Most people don’t need traditional antivirus software due to these reasons.


Windows Defender is mostly good enough.

If you’re using Windows 10, you don’t need to install an antivirus or anti-malware software because Windows Defender is already installed and enabled by default. In December 2019, Windows Defender received a recommendation from the AV-Test Institute’s independent testing and was rated almost perfect in performance.

Windows Defender is pre-installed on Windows 10 and created by the company that developed the operating system. As a result, it doesn’t try to sell you subscriptions or use certificate trickery to provide comprehensive protection for your system. It won’t install browser extensions or plug-ins for other apps without your permission. However, malware makers often target Windows Defender first, so it’s important to take extra precautions, such as using official app stores and avoiding downloading questionable free versions of paid software. Following these tips can protect you from the most harmful Defender-defeating malware.

In September 2019, Windows Defender was criticized by AV-Test for its inability to detect certain zero-day malware attacks. However, in December of the same year, Windows Defender regained its reputation by resolving real-world testing issues and successfully detecting 100% of the attacks. Windows Defender consistently performs as well as any paid third-party antivirus software in lab tests.
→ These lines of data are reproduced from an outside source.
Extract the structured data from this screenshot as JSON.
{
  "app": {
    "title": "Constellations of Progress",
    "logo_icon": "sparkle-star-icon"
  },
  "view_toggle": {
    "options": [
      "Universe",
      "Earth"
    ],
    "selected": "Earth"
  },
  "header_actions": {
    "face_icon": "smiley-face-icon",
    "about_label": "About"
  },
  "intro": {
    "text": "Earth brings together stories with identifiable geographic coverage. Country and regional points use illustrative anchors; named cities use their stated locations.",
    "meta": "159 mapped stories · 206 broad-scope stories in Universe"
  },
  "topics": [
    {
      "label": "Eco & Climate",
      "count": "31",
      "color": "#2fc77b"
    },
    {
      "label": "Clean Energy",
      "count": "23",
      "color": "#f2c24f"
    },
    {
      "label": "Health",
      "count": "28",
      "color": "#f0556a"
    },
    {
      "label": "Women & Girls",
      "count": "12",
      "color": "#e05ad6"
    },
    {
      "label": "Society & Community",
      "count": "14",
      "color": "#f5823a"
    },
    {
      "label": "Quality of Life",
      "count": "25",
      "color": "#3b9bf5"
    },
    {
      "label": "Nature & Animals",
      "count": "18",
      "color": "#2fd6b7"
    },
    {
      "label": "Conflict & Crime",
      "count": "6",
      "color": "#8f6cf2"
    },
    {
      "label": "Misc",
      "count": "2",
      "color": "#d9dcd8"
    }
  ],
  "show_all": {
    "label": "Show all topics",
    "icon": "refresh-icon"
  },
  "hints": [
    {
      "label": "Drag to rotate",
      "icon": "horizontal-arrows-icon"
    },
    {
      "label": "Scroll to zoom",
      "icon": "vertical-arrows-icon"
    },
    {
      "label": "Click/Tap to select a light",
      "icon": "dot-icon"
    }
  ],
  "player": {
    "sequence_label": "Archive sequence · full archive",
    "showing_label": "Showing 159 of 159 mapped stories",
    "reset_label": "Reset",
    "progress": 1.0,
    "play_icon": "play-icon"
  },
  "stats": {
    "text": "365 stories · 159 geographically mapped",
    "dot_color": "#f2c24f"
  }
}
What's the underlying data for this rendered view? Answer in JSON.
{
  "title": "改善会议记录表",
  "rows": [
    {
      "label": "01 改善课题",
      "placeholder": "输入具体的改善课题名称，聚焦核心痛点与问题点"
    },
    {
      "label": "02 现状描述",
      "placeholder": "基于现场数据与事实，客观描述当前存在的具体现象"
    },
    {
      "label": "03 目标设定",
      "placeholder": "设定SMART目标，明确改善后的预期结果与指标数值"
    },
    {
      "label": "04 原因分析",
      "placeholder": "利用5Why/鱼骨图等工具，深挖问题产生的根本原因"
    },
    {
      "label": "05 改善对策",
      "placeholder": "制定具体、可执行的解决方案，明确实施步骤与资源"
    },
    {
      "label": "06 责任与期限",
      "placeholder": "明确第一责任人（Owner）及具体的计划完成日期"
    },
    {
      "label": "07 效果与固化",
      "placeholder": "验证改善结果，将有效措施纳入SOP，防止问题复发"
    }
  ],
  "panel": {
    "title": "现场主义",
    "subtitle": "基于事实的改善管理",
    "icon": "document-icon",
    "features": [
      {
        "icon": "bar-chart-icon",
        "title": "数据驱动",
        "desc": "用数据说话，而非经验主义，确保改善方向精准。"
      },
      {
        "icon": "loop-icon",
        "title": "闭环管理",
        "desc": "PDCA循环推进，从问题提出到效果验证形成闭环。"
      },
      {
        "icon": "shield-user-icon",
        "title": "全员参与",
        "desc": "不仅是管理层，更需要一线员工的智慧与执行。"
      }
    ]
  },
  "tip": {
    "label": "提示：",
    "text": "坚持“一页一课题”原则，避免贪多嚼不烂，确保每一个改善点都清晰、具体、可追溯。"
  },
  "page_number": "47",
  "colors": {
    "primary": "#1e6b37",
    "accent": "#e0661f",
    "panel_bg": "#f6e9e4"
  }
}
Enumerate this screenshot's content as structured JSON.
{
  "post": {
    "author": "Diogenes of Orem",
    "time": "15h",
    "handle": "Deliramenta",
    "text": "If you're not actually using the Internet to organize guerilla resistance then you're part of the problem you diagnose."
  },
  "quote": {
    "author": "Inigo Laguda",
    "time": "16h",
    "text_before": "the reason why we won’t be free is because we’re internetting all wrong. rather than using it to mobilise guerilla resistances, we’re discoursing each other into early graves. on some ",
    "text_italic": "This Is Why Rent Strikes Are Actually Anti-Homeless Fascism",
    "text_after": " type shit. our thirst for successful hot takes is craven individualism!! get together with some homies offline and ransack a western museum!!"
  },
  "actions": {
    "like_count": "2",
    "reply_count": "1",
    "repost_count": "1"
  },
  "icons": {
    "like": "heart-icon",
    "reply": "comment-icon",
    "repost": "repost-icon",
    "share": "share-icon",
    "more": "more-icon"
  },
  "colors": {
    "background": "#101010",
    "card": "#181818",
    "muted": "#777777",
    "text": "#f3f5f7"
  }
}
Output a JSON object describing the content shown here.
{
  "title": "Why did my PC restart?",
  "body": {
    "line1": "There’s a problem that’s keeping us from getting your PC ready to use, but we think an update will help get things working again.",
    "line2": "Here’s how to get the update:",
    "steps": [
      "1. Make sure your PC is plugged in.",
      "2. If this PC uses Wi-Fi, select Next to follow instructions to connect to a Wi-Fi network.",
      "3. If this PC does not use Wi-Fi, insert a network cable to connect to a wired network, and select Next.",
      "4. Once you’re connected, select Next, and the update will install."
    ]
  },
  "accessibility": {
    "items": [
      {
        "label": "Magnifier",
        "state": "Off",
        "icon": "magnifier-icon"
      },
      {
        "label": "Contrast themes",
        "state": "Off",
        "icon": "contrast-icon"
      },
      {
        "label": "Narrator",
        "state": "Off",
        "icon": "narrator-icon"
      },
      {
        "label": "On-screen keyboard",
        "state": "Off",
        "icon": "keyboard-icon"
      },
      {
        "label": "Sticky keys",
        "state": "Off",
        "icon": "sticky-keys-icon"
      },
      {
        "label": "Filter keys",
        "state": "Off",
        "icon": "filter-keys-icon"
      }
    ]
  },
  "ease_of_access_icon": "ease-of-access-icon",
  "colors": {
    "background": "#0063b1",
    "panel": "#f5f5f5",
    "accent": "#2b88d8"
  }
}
In May 2017, when a significant vulnerability was identified in Windows Defender, Microsoft took swift action by releasing a patch on Monday evening following a Friday night disclosure.


No antivirus software can achieve perfect scores from every test lab every month. Still, Windows Defender typically performs as well as, if not better than, its competitors. Plus, it’s free and enabled by default.